Part of the gifted Santos side that lost the Copa Libertadores 2003 final to Boca Juniors, Elano would probably have found it hard to believe back then that he would be contesting the tournament’s showpiece match again eight years on, this time as the leader of another golden Peixe generation. The midfielder might have also found it hard to believe that he would end this year’s Campeonato Paulista as its joint top-scorer.
And yet, that is exactly what the 30-year-old has achieved so far in his second coming at the club. No longer a mere cast member, he will step out in the spotlight today when he captains the Brazilians in the second leg of their Copa Libertadores final against Penarol at the Estadio Pacaembu, a game in which they hope to seize the biggest prize in Latin American football.
Elano has travelled the world in between the two spells with Santos that have book-ended his career to date. Leaving Brazil in 2004, the midfielder played for Shakhtar Donetsk, Manchester City and Galatasaray, not to mention the national side, before returning to the Vila Belmiro last year. There, with the exciting youngsters Paulo Henrique Ganso and Neymar pushing through, the prodigal son was expected to play a supporting role only. Elano has done far more than that, however, imposing his authority in the Peixe midfield to become a linchpin of a team now coached by Muricy Ramalho.
“It’s great to be back and I’m thoroughly enjoying it,” said the returning hero after helping his side to the Paulista title by scoring 11 goals, level with Liedson of Corinthians. “Things are working out just how I’d envisaged. I’m back where I wanted to be, where I started my career, and now I’m taking things further, battling for titles along the way.”

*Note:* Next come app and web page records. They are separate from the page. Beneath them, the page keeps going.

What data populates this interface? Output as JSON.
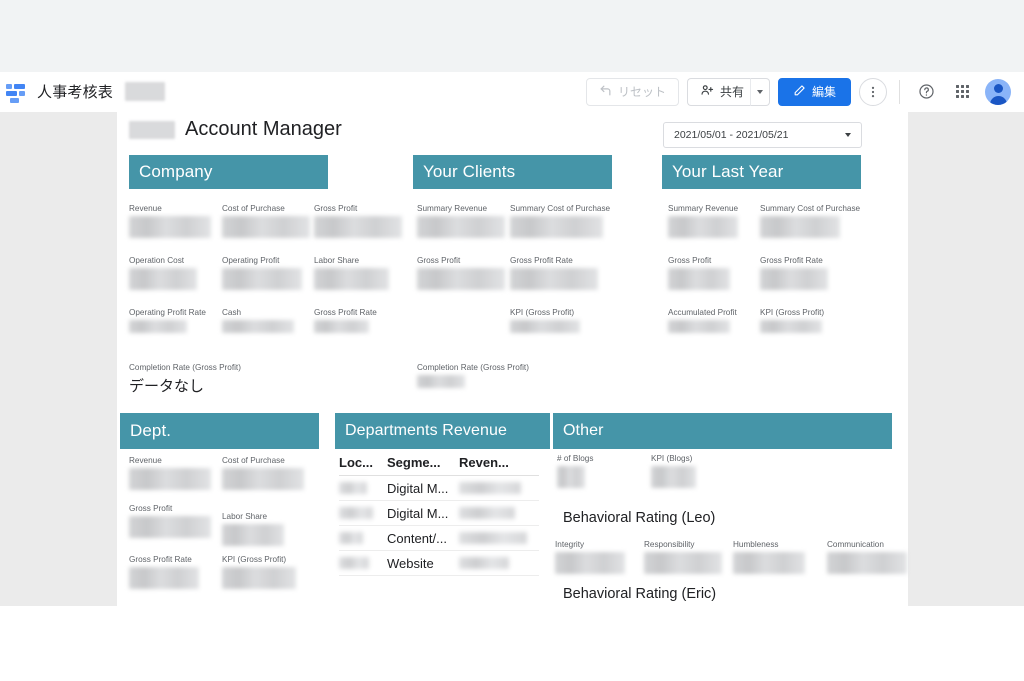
{
  "header": {
    "doc_title": "人事考核表",
    "reset_label": "リセット",
    "share_label": "共有",
    "edit_label": "編集"
  },
  "report": {
    "page_title": "Account Manager",
    "date_range": "2021/05/01 - 2021/05/21",
    "accent_color": "#4595a8",
    "sections": {
      "company": {
        "title": "Company",
        "kpis": [
          "Revenue",
          "Cost of Purchase",
          "Gross Profit",
          "Operation Cost",
          "Operating Profit",
          "Labor Share",
          "Operating Profit Rate",
          "Cash",
          "Gross Profit Rate"
        ],
        "completion_label": "Completion Rate (Gross Profit)",
        "completion_value": "データなし"
      },
      "clients": {
        "title": "Your Clients",
        "kpis": [
          "Summary Revenue",
          "Summary Cost of Purchase",
          "Gross Profit",
          "Gross Profit Rate",
          "KPI (Gross Profit)"
        ],
        "completion_label": "Completion Rate (Gross Profit)"
      },
      "last_year": {
        "title": "Your Last Year",
        "kpis": [
          "Summary Revenue",
          "Summary Cost of Purchase",
          "Gross Profit",
          "Gross Profit Rate",
          "Accumulated Profit",
          "KPI (Gross Profit)"
        ]
      },
      "dept": {
        "title": "Dept.",
        "kpis": [
          "Revenue",
          "Cost of Purchase",
          "Gross Profit",
          "Labor Share",
          "Gross Profit Rate",
          "KPI (Gross Profit)"
        ]
      },
      "departments_revenue": {
        "title": "Departments Revenue",
        "columns": [
          "Loc...",
          "Segme...",
          "Reven..."
        ],
        "rows": [
          {
            "location": "",
            "segment": "Digital M...",
            "revenue": ""
          },
          {
            "location": "",
            "segment": "Digital M...",
            "revenue": ""
          },
          {
            "location": "",
            "segment": "Content/...",
            "revenue": ""
          },
          {
            "location": "",
            "segment": "Website",
            "revenue": ""
          }
        ]
      },
      "other": {
        "title": "Other",
        "kpis": [
          "# of Blogs",
          "KPI (Blogs)"
        ],
        "behavioral_leo": "Behavioral Rating (Leo)",
        "behavioral_metrics": [
          "Integrity",
          "Responsibility",
          "Humbleness",
          "Communication"
        ],
        "behavioral_eric": "Behavioral Rating (Eric)"
      }
    }
  }
}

Elano’s travels through Europe have made him a more rounded and mature player, and his ability to keep his head at decisive moments and assume responsibility is one much appreciated by coaches. “I was the penalty-taker in all the teams I played for in Europe,” he recalled in a recent interview. “One day Robinho asked to take one and missed. Since then the coach has given me the job.”
Though he does not usually wear the captain’s armband at Santos, that honour going to Edu Dracena, Elano has nevertheless earned the complete trust of Ramalho, just as he did with previous coach Adilson Batista, who made him his right-hand man on the pitch. “He’s professional, experienced, well-behaved and ambitious,” Batista once said of the returnee, one of the oldest players on the club’s books. “Sometimes youngsters find simple things the hardest to do, but he keeps it simple and he does it well.”
Elano’s influence in such a young side is obvious and extends far beyond the pitch, as Neymar, Santos’s latest crown jewel, acknowledged in an interview on the eve of the return leg with Penarol: “Elano’s an angel who fell from the sky and into my life. He’s like a brother to me and I’ve learned so much with him. I was a fan of his before and now that I’ve got to know him as a person, to go out with him and room with him, I admire him even more.”
Reluctant to draw comparisons between Neymar, Ganso and Co and the class of 2003, Elano prefers instead to praise both generations, the second of which is now aiming to go one better than the first and win the club’s third Copa Libertadores.
“They are two great teams and I’m just delighted to be part of both generations,” he said. “I’ve been through this before and I’ve had a taste of success, having played in the World Cup and won two Brazilian titles. I hope these kids have as much or even more success than me. We’re in the hunt for trophies, and that’s the important thing.”
The hunt for the Libertadores one is now just 90 minutes from their grasp, the stage set for another chapter in Elano’s increasingly productive career. After last week’s goalless draw in Montevideo, in which he led the young team in the absence of Dracena, the midfielder’s know-how and craft will be vital to O Peixe’s hopes of reviving their Libertadores glory days of the early 1960s.